[Opening DATA SUPPLIED section]
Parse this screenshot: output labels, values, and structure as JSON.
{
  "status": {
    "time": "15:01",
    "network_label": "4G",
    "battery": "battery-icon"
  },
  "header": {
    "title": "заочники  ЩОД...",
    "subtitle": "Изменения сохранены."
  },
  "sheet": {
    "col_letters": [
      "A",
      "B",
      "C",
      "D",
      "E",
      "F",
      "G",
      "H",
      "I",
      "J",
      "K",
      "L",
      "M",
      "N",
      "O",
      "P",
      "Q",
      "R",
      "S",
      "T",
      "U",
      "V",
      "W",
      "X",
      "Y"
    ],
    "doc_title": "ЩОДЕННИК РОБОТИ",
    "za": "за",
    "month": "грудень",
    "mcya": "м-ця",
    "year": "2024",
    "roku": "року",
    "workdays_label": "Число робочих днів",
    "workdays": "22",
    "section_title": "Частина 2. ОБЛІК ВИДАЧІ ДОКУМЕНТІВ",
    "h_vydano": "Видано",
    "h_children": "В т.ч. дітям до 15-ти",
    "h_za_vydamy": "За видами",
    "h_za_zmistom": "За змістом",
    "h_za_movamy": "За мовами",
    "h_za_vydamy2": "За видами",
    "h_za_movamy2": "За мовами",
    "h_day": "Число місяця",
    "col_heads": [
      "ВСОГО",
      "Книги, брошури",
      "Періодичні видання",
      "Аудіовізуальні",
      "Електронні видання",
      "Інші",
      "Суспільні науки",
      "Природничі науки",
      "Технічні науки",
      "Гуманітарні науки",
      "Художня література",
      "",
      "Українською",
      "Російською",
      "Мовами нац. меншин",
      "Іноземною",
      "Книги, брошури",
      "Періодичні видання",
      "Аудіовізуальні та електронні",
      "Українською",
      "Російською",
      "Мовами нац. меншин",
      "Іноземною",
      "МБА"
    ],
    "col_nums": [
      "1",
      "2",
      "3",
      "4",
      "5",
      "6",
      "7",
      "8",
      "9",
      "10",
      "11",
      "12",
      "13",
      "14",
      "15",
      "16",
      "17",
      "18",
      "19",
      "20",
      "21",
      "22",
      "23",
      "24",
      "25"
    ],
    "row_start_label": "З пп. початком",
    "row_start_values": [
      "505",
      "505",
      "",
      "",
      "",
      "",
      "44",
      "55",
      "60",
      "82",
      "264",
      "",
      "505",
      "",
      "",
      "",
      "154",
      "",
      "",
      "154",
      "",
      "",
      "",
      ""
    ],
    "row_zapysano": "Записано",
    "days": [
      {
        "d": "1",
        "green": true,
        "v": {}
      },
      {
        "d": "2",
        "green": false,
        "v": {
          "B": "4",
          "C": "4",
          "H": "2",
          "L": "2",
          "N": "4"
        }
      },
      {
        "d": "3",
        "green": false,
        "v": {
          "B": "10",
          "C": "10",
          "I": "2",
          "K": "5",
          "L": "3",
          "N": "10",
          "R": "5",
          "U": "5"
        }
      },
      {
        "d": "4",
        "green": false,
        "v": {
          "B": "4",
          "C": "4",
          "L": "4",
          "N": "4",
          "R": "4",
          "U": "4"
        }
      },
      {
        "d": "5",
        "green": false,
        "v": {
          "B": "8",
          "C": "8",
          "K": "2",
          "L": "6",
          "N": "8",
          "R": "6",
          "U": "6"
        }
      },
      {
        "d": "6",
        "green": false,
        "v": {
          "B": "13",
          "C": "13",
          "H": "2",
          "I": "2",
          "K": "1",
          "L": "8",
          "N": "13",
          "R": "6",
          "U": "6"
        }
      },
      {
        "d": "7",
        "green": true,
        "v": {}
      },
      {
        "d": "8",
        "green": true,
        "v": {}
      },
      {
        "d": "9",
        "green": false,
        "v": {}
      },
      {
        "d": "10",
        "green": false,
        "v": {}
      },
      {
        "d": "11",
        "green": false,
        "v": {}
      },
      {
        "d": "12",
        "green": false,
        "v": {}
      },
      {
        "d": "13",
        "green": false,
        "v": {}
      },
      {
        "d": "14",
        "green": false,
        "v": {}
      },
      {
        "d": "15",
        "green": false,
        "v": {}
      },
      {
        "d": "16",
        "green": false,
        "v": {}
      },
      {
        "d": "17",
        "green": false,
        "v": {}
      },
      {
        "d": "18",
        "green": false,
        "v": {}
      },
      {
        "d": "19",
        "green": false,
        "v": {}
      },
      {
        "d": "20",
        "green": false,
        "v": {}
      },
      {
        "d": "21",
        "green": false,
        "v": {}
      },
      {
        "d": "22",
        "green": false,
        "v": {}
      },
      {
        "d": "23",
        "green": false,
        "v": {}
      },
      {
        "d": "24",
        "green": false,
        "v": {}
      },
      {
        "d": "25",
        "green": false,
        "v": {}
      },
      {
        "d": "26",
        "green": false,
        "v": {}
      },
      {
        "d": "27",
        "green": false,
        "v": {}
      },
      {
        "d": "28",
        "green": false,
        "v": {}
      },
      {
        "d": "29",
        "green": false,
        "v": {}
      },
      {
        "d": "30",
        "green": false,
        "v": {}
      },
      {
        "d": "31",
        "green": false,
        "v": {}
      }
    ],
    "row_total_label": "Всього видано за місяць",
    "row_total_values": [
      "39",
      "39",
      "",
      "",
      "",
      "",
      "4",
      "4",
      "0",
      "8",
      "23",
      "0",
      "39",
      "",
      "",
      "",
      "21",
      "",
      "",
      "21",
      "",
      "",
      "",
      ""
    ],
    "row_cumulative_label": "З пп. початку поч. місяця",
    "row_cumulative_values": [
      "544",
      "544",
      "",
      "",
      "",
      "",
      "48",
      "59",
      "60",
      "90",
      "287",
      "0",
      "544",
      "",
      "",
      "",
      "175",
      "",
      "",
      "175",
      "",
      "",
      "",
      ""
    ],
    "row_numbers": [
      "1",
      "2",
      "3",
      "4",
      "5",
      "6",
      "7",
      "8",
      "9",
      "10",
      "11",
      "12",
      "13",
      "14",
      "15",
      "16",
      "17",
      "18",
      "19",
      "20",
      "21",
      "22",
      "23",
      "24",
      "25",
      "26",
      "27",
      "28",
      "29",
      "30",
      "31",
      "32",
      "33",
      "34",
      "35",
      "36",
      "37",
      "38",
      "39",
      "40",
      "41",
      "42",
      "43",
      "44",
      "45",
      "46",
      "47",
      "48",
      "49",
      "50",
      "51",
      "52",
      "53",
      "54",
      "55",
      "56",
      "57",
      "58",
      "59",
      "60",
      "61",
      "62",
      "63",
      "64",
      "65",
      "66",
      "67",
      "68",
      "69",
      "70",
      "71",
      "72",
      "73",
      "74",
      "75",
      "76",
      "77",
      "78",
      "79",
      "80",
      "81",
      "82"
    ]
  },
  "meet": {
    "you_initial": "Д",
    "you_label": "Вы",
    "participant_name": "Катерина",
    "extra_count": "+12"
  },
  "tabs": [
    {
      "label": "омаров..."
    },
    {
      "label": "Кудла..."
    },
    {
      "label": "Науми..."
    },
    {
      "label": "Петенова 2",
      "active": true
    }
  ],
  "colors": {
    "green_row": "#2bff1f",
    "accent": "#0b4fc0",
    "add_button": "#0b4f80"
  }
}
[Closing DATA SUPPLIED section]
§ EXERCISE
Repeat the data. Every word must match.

§ WRITTEN SOLUTION
Parse this screenshot: output labels, values, and structure as JSON.
{
  "status": {
    "time": "15:01",
    "network_label": "4G",
    "battery": "battery-icon"
  },
  "header": {
    "title": "заочники  ЩОД...",
    "subtitle": "Изменения сохранены."
  },
  "sheet": {
    "col_letters": [
      "A",
      "B",
      "C",
      "D",
      "E",
      "F",
      "G",
      "H",
      "I",
      "J",
      "K",
      "L",
      "M",
      "N",
      "O",
      "P",
      "Q",
      "R",
      "S",
      "T",
      "U",
      "V",
      "W",
      "X",
      "Y"
    ],
    "doc_title": "ЩОДЕННИК РОБОТИ",
    "za": "за",
    "month": "грудень",
    "mcya": "м-ця",
    "year": "2024",
    "roku": "року",
    "workdays_label": "Число робочих днів",
    "workdays": "22",
    "section_title": "Частина 2. ОБЛІК ВИДАЧІ ДОКУМЕНТІВ",
    "h_vydano": "Видано",
    "h_children": "В т.ч. дітям до 15-ти",
    "h_za_vydamy": "За видами",
    "h_za_zmistom": "За змістом",
    "h_za_movamy": "За мовами",
    "h_za_vydamy2": "За видами",
    "h_za_movamy2": "За мовами",
    "h_day": "Число місяця",
    "col_heads": [
      "ВСОГО",
      "Книги, брошури",
      "Періодичні видання",
      "Аудіовізуальні",
      "Електронні видання",
      "Інші",
      "Суспільні науки",
      "Природничі науки",
      "Технічні науки",
      "Гуманітарні науки",
      "Художня література",
      "",
      "Українською",
      "Російською",
      "Мовами нац. меншин",
      "Іноземною",
      "Книги, брошури",
      "Періодичні видання",
      "Аудіовізуальні та електронні",
      "Українською",
      "Російською",
      "Мовами нац. меншин",
      "Іноземною",
      "МБА"
    ],
    "col_nums": [
      "1",
      "2",
      "3",
      "4",
      "5",
      "6",
      "7",
      "8",
      "9",
      "10",
      "11",
      "12",
      "13",
      "14",
      "15",
      "16",
      "17",
      "18",
      "19",
      "20",
      "21",
      "22",
      "23",
      "24",
      "25"
    ],
    "row_start_label": "З пп. початком",
    "row_start_values": [
      "505",
      "505",
      "",
      "",
      "",
      "",
      "44",
      "55",
      "60",
      "82",
      "264",
      "",
      "505",
      "",
      "",
      "",
      "154",
      "",
      "",
      "154",
      "",
      "",
      "",
      ""
    ],
    "row_zapysano": "Записано",
    "days": [
      {
        "d": "1",
        "green": true,
        "v": {}
      },
      {
        "d": "2",
        "green": false,
        "v": {
          "B": "4",
          "C": "4",
          "H": "2",
          "L": "2",
          "N": "4"
        }
      },
      {
        "d": "3",
        "green": false,
        "v": {
          "B": "10",
          "C": "10",
          "I": "2",
          "K": "5",
          "L": "3",
          "N": "10",
          "R": "5",
          "U": "5"
        }
      },
      {
        "d": "4",
        "green": false,
        "v": {
          "B": "4",
          "C": "4",
          "L": "4",
          "N": "4",
          "R": "4",
          "U": "4"
        }
      },
      {
        "d": "5",
        "green": false,
        "v": {
          "B": "8",
          "C": "8",
          "K": "2",
          "L": "6",
          "N": "8",
          "R": "6",
          "U": "6"
        }
      },
      {
        "d": "6",
        "green": false,
        "v": {
          "B": "13",
          "C": "13",
          "H": "2",
          "I": "2",
          "K": "1",
          "L": "8",
          "N": "13",
          "R": "6",
          "U": "6"
        }
      },
      {
        "d": "7",
        "green": true,
        "v": {}
      },
      {
        "d": "8",
        "green": true,
        "v": {}
      },
      {
        "d": "9",
        "green": false,
        "v": {}
      },
      {
        "d": "10",
        "green": false,
        "v": {}
      },
      {
        "d": "11",
        "green": false,
        "v": {}
      },
      {
        "d": "12",
        "green": false,
        "v": {}
      },
      {
        "d": "13",
        "green": false,
        "v": {}
      },
      {
        "d": "14",
        "green": false,
        "v": {}
      },
      {
        "d": "15",
        "green": false,
        "v": {}
      },
      {
        "d": "16",
        "green": false,
        "v": {}
      },
      {
        "d": "17",
        "green": false,
        "v": {}
      },
      {
        "d": "18",
        "green": false,
        "v": {}
      },
      {
        "d": "19",
        "green": false,
        "v": {}
      },
      {
        "d": "20",
        "green": false,
        "v": {}
      },
      {
        "d": "21",
        "green": false,
        "v": {}
      },
      {
        "d": "22",
        "green": false,
        "v": {}
      },
      {
        "d": "23",
        "green": false,
        "v": {}
      },
      {
        "d": "24",
        "green": false,
        "v": {}
      },
      {
        "d": "25",
        "green": false,
        "v": {}
      },
      {
        "d": "26",
        "green": false,
        "v": {}
      },
      {
        "d": "27",
        "green": false,
        "v": {}
      },
      {
        "d": "28",
        "green": false,
        "v": {}
      },
      {
        "d": "29",
        "green": false,
        "v": {}
      },
      {
        "d": "30",
        "green": false,
        "v": {}
      },
      {
        "d": "31",
        "green": false,
        "v": {}
      }
    ],
    "row_total_label": "Всього видано за місяць",
    "row_total_values": [
      "39",
      "39",
      "",
      "",
      "",
      "",
      "4",
      "4",
      "0",
      "8",
      "23",
      "0",
      "39",
      "",
      "",
      "",
      "21",
      "",
      "",
      "21",
      "",
      "",
      "",
      ""
    ],
    "row_cumulative_label": "З пп. початку поч. місяця",
    "row_cumulative_values": [
      "544",
      "544",
      "",
      "",
      "",
      "",
      "48",
      "59",
      "60",
      "90",
      "287",
      "0",
      "544",
      "",
      "",
      "",
      "175",
      "",
      "",
      "175",
      "",
      "",
      "",
      ""
    ],
    "row_numbers": [
      "1",
      "2",
      "3",
      "4",
      "5",
      "6",
      "7",
      "8",
      "9",
      "10",
      "11",
      "12",
      "13",
      "14",
      "15",
      "16",
      "17",
      "18",
      "19",
      "20",
      "21",
      "22",
      "23",
      "24",
      "25",
      "26",
      "27",
      "28",
      "29",
      "30",
      "31",
      "32",
      "33",
      "34",
      "35",
      "36",
      "37",
      "38",
      "39",
      "40",
      "41",
      "42",
      "43",
      "44",
      "45",
      "46",
      "47",
      "48",
      "49",
      "50",
      "51",
      "52",
      "53",
      "54",
      "55",
      "56",
      "57",
      "58",
      "59",
      "60",
      "61",
      "62",
      "63",
      "64",
      "65",
      "66",
      "67",
      "68",
      "69",
      "70",
      "71",
      "72",
      "73",
      "74",
      "75",
      "76",
      "77",
      "78",
      "79",
      "80",
      "81",
      "82"
    ]
  },
  "meet": {
    "you_initial": "Д",
    "you_label": "Вы",
    "participant_name": "Катерина",
    "extra_count": "+12"
  },
  "tabs": [
    {
      "label": "омаров..."
    },
    {
      "label": "Кудла..."
    },
    {
      "label": "Науми..."
    },
    {
      "label": "Петенова 2",
      "active": true
    }
  ],
  "colors": {
    "green_row": "#2bff1f",
    "accent": "#0b4fc0",
    "add_button": "#0b4f80"
  }
}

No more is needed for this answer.